### [YOUR OBJECTIVE]
Check every line below for the string "JSON". Copy the ones that have it.

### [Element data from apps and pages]
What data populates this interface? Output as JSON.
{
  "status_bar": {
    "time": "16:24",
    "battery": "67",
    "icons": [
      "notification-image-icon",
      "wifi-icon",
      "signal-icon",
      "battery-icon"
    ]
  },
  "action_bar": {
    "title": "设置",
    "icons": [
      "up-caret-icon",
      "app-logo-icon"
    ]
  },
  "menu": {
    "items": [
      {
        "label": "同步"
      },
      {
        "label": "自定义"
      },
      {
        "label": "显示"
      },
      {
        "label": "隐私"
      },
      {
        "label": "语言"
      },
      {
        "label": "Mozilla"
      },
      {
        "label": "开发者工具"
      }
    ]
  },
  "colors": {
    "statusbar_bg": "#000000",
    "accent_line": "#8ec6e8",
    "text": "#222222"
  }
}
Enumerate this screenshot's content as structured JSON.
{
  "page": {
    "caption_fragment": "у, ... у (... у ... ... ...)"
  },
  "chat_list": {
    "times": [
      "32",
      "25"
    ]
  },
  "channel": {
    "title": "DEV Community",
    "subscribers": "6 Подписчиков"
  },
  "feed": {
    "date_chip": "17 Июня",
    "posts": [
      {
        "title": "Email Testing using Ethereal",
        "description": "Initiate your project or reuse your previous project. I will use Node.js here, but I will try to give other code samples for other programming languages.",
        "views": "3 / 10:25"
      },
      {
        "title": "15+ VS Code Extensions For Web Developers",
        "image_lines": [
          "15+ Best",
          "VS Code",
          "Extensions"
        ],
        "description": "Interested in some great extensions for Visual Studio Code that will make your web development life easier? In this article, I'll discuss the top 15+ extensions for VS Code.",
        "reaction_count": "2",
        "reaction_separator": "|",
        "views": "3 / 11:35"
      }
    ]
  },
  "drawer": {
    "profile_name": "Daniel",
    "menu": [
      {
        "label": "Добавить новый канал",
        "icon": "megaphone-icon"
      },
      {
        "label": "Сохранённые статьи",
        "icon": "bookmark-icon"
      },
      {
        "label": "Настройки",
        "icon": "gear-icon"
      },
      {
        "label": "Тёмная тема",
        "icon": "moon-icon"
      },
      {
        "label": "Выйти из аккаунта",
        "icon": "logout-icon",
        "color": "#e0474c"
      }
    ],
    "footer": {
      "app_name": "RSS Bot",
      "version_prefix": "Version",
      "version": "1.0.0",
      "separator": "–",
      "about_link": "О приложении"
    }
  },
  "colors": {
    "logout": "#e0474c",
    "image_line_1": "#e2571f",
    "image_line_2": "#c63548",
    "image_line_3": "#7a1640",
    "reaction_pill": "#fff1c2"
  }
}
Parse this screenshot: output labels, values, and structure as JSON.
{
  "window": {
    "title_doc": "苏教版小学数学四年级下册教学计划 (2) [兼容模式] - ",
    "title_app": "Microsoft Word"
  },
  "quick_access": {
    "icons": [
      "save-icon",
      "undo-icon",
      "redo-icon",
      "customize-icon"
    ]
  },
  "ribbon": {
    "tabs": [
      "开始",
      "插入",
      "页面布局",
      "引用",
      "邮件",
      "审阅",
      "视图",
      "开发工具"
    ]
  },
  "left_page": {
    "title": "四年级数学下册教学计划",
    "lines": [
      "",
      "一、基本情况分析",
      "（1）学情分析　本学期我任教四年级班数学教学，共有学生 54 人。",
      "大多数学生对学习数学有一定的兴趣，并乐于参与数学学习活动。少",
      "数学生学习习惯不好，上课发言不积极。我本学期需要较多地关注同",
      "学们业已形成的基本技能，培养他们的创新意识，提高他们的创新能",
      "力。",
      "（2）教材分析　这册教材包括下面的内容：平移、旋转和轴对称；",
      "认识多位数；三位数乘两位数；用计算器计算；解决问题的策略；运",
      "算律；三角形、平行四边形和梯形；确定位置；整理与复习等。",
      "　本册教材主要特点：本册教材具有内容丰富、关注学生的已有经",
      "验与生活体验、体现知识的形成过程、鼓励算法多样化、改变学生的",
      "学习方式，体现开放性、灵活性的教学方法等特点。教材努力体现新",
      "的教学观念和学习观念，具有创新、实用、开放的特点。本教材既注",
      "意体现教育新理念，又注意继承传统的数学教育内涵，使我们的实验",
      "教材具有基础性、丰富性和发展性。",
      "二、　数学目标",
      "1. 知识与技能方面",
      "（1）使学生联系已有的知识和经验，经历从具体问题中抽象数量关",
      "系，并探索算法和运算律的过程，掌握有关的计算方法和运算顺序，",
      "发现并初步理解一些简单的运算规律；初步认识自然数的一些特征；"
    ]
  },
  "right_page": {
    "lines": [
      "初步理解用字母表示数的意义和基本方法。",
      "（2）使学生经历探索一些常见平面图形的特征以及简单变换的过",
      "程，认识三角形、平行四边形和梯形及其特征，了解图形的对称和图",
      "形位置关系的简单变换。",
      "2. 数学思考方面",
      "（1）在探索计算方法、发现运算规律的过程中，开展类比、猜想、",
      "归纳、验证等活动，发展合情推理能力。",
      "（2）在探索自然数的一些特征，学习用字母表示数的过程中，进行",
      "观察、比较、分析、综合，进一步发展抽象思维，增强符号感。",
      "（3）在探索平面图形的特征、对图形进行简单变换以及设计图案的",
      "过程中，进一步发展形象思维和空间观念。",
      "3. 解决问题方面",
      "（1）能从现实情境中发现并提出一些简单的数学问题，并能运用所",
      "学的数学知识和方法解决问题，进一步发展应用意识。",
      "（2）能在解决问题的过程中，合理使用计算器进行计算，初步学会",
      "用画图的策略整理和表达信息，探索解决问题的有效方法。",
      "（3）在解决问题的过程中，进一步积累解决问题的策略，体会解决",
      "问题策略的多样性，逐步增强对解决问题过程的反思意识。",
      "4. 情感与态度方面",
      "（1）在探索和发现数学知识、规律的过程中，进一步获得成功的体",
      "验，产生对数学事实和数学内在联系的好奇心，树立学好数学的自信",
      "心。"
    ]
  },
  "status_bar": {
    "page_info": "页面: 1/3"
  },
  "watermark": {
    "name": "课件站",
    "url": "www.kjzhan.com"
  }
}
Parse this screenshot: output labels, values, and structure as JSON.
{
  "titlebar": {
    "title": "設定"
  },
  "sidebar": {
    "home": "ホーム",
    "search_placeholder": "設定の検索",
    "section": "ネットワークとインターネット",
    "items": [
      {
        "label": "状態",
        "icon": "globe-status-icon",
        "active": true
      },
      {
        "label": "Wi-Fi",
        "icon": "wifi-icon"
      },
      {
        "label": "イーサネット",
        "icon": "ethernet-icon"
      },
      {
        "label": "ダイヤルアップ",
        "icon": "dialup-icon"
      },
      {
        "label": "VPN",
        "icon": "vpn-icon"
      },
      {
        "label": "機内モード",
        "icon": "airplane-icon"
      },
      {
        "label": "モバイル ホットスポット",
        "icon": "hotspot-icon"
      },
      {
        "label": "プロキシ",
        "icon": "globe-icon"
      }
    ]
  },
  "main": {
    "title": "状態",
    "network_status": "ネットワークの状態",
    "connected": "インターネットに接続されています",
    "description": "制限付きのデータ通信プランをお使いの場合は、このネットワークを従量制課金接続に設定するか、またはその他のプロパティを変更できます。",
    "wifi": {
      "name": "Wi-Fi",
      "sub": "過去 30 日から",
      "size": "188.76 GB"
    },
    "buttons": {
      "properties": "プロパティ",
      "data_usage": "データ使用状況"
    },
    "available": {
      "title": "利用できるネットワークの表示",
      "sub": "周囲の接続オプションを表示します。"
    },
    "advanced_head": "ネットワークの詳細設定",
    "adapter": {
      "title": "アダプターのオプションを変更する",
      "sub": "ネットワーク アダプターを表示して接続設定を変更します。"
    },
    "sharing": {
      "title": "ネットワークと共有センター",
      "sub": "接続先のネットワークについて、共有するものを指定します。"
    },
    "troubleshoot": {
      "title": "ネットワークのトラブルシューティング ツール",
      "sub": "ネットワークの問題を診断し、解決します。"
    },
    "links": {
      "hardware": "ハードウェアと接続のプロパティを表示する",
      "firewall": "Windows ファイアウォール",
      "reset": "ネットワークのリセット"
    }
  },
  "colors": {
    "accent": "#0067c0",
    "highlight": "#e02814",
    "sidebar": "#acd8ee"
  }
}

### [THE COMPLETED TASK]
What data populates this interface? Output as JSON.
Enumerate this screenshot's content as structured JSON.
Parse this screenshot: output labels, values, and structure as JSON.
Parse this screenshot: output labels, values, and structure as JSON.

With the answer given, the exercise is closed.